Filled with the Spirit: Wine and worship in levitical light (Ephesians 5.18-21)

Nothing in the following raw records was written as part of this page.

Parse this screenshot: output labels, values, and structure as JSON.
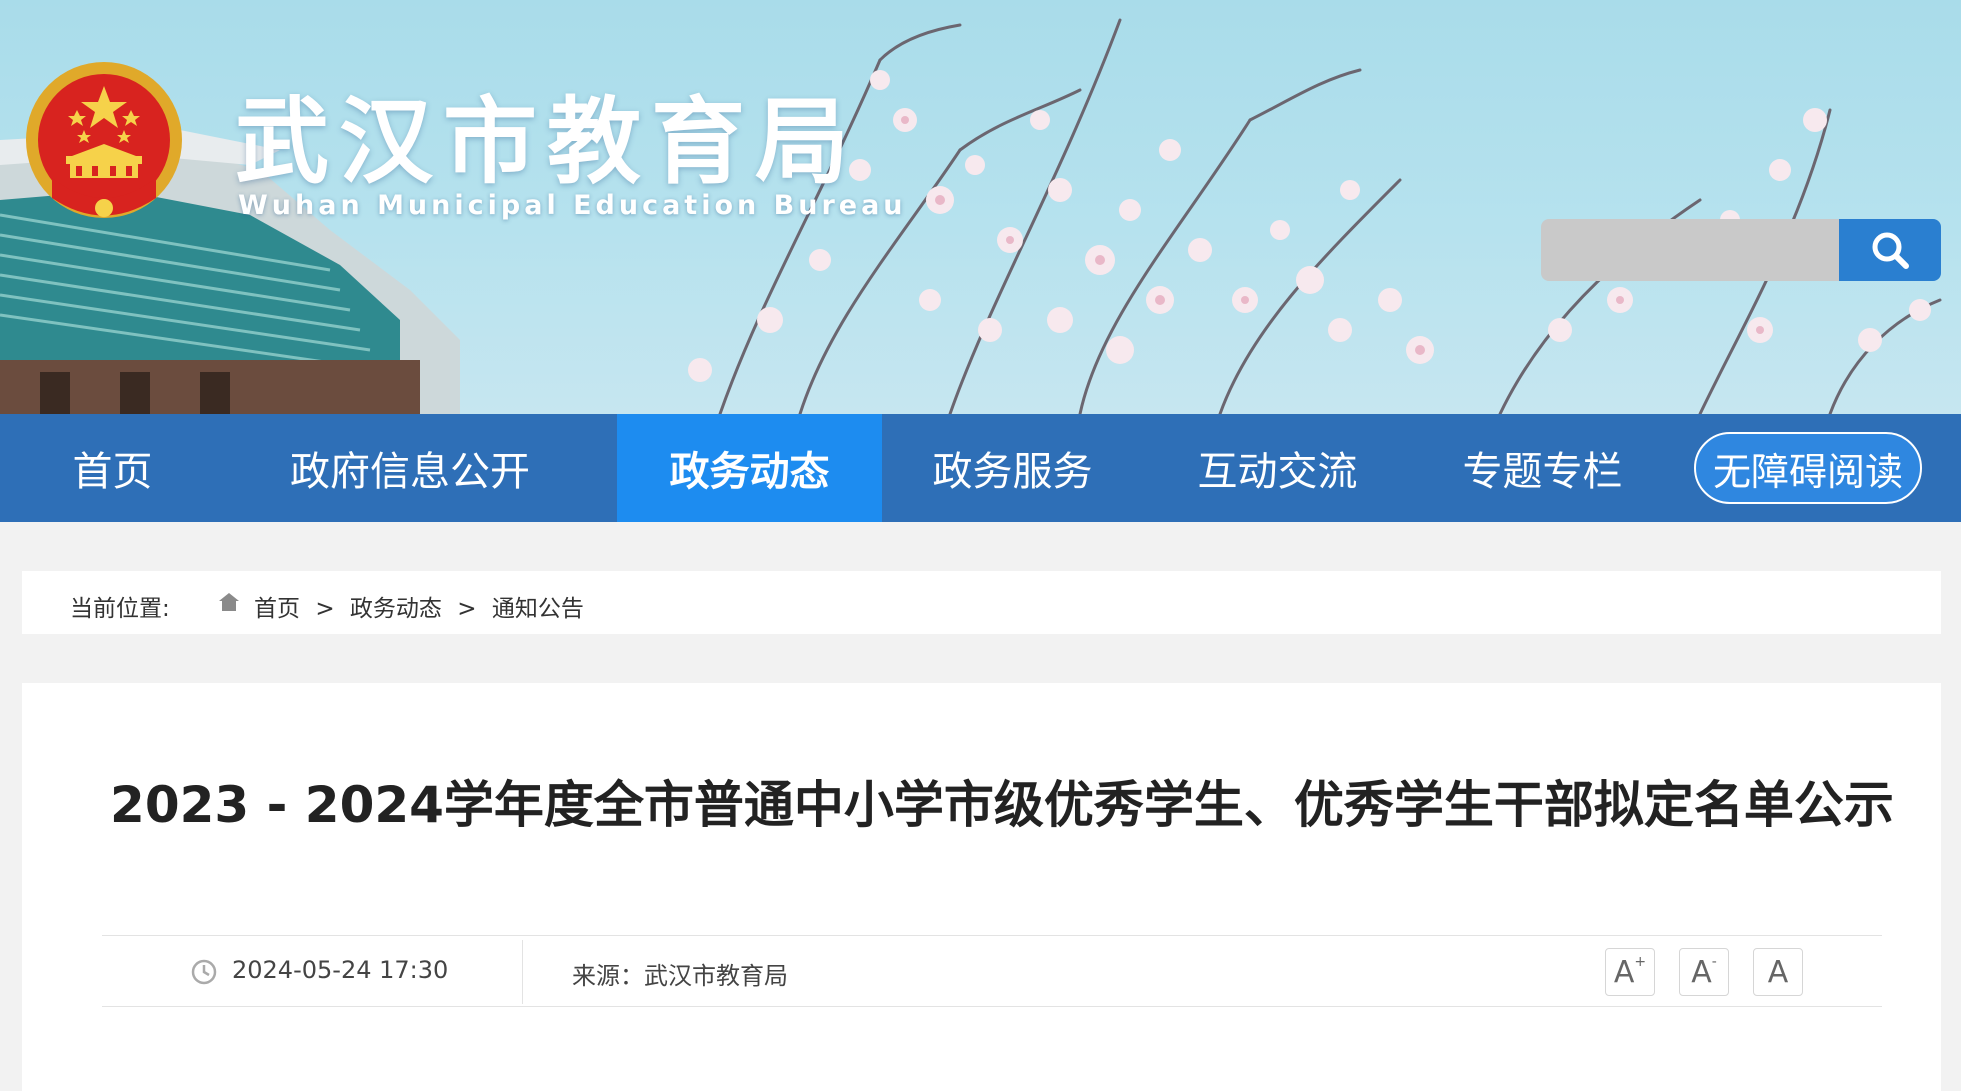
{
  "header": {
    "title": "武汉市教育局",
    "subtitle": "Wuhan Municipal Education Bureau",
    "search": {
      "placeholder": "",
      "value": ""
    }
  },
  "nav": {
    "items": [
      {
        "label": "首页"
      },
      {
        "label": "政府信息公开"
      },
      {
        "label": "政务动态",
        "active": true
      },
      {
        "label": "政务服务"
      },
      {
        "label": "互动交流"
      },
      {
        "label": "专题专栏"
      }
    ],
    "accessibility_label": "无障碍阅读"
  },
  "breadcrumb": {
    "label": "当前位置:",
    "items": [
      "首页",
      "政务动态",
      "通知公告"
    ],
    "separator": ">"
  },
  "article": {
    "title": "2023 - 2024学年度全市普通中小学市级优秀学生、优秀学生干部拟定名单公示",
    "date": "2024-05-24 17:30",
    "source": "来源：武汉市教育局",
    "font_controls": [
      "A+",
      "A-",
      "A"
    ]
  },
  "colors": {
    "nav_bg": "#2e6fb7",
    "nav_active": "#1d8cf0",
    "search_button": "#2a7fd0",
    "banner_sky": "#b6e2ee"
  }
}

This essay argues that the background of the temple, and particular priestly and levitical activities, explain the logic of Eph. 5.18-21. After setting this text in context and addressing various proposed backgrounds, the proposal of this essay is initially examined in relation to the imperative to be filled in 5.18, which I argue is a dative of content. After seeing how this fits within the temple themes of the letter, the immediate context is explored to show how similar motifs continue to emerge. In particular, the prohibition of drunkenness is seen in relation to the desire for priests to abstain from alcohol while serving in the temple. The worship that ensues in the first four participles (5.19-20) that are dependent on the imperative to be "filled" (5.18) are similarly seen to be inspired by priestly and levitical actions, since singing was primarily relegated to the temple setting and to a particular levitical office within the cult. This is then finally situated in relation to the subsequent Haustafel, which is also grammatically subordinated to the imperative in 5.18. The Haustafel contributes to this scene by highlighting how, in the domestic context of early Christian house churches, the gathering was believed to be sacred space in which the church was a temple made of priests who were filled with the Spirit and praised God. In such corporate settings of worship, drunkenness is not to be permitted.
Biblica et Patristica Thoruniensia
Dunne, John Anthony, "Filled with the Spirit: Wine and worship in levitical light (Ephesians 5.18-21)" (2018). Seminary Faculty Publications. 13.